Gather all lines from the material that contain "JSON".

Top of Data supplied

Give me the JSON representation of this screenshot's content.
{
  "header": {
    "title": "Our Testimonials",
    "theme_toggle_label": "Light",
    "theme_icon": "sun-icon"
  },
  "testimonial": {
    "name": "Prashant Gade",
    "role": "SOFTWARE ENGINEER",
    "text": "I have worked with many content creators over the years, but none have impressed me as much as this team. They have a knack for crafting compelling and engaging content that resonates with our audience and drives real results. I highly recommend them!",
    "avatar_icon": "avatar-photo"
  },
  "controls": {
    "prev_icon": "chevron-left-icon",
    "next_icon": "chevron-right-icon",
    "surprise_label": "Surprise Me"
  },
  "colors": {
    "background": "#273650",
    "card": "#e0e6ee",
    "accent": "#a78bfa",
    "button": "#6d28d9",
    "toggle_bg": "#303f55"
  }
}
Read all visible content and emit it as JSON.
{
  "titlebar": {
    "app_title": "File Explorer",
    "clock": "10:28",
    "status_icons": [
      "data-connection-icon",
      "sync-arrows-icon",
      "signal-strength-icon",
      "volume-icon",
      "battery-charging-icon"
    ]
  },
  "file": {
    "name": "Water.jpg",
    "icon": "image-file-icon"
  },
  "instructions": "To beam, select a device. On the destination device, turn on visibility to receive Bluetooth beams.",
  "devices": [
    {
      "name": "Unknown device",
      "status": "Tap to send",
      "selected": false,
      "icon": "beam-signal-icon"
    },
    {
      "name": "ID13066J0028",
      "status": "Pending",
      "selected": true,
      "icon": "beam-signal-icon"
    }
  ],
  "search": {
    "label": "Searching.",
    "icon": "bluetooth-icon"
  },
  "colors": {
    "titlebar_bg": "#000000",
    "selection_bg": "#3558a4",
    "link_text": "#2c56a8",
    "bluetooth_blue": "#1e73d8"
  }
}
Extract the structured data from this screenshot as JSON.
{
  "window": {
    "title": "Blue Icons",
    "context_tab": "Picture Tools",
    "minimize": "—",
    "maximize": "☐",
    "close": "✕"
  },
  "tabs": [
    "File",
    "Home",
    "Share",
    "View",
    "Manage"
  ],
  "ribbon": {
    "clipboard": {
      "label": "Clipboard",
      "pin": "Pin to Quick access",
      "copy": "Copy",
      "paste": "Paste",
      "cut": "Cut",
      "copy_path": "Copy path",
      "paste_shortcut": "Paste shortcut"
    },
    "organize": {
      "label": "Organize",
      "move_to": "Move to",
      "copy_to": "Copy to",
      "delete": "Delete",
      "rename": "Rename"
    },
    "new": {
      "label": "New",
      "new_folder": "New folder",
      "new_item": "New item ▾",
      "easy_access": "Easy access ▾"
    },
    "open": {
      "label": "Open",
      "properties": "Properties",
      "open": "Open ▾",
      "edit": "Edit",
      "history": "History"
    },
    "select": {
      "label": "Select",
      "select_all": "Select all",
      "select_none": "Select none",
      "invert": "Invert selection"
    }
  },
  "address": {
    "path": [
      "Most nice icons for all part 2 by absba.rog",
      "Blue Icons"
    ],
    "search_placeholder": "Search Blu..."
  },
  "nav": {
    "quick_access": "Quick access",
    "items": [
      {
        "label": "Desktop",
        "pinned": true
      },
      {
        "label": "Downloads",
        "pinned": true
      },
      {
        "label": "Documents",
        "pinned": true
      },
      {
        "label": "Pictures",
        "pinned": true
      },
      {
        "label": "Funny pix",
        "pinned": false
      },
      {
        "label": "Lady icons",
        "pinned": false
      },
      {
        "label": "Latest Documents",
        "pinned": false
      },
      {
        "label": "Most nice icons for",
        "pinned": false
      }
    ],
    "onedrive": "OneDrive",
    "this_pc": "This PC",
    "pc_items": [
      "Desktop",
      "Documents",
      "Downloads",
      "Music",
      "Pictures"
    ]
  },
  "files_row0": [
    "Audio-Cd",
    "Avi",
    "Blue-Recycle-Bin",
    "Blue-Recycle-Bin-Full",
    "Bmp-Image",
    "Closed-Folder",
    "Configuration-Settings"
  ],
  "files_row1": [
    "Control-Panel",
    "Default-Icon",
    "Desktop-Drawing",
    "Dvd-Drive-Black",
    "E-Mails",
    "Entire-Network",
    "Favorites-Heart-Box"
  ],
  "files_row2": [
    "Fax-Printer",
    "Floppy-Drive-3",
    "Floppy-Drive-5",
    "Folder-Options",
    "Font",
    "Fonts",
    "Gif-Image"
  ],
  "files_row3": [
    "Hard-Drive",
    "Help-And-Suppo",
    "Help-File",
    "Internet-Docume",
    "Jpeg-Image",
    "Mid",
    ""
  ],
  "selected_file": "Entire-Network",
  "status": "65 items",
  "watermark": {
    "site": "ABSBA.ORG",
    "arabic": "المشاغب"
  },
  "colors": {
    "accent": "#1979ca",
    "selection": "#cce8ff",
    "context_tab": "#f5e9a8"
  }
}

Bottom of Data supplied
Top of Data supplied

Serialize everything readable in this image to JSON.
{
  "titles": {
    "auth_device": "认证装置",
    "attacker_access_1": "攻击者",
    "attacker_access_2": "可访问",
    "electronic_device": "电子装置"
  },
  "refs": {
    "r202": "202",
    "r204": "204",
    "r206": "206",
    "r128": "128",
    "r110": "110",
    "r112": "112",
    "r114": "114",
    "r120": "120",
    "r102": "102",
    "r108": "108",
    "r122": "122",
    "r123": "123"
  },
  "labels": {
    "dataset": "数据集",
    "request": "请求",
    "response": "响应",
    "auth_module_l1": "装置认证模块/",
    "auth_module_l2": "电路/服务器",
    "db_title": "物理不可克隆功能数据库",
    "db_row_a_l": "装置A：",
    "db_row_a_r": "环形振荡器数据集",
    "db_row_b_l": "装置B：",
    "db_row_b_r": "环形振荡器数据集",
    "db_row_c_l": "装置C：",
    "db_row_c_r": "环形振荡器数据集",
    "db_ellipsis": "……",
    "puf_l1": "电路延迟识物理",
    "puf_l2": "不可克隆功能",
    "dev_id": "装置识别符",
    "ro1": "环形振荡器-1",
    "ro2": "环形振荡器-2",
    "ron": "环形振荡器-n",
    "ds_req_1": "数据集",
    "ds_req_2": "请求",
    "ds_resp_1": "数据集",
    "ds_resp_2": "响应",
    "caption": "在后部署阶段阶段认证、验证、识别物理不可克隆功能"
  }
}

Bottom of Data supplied

# Exercise answer
Give me the JSON representation of this screenshot's content.
Read all visible content and emit it as JSON.
Extract the structured data from this screenshot as JSON.
Serialize everything readable in this image to JSON.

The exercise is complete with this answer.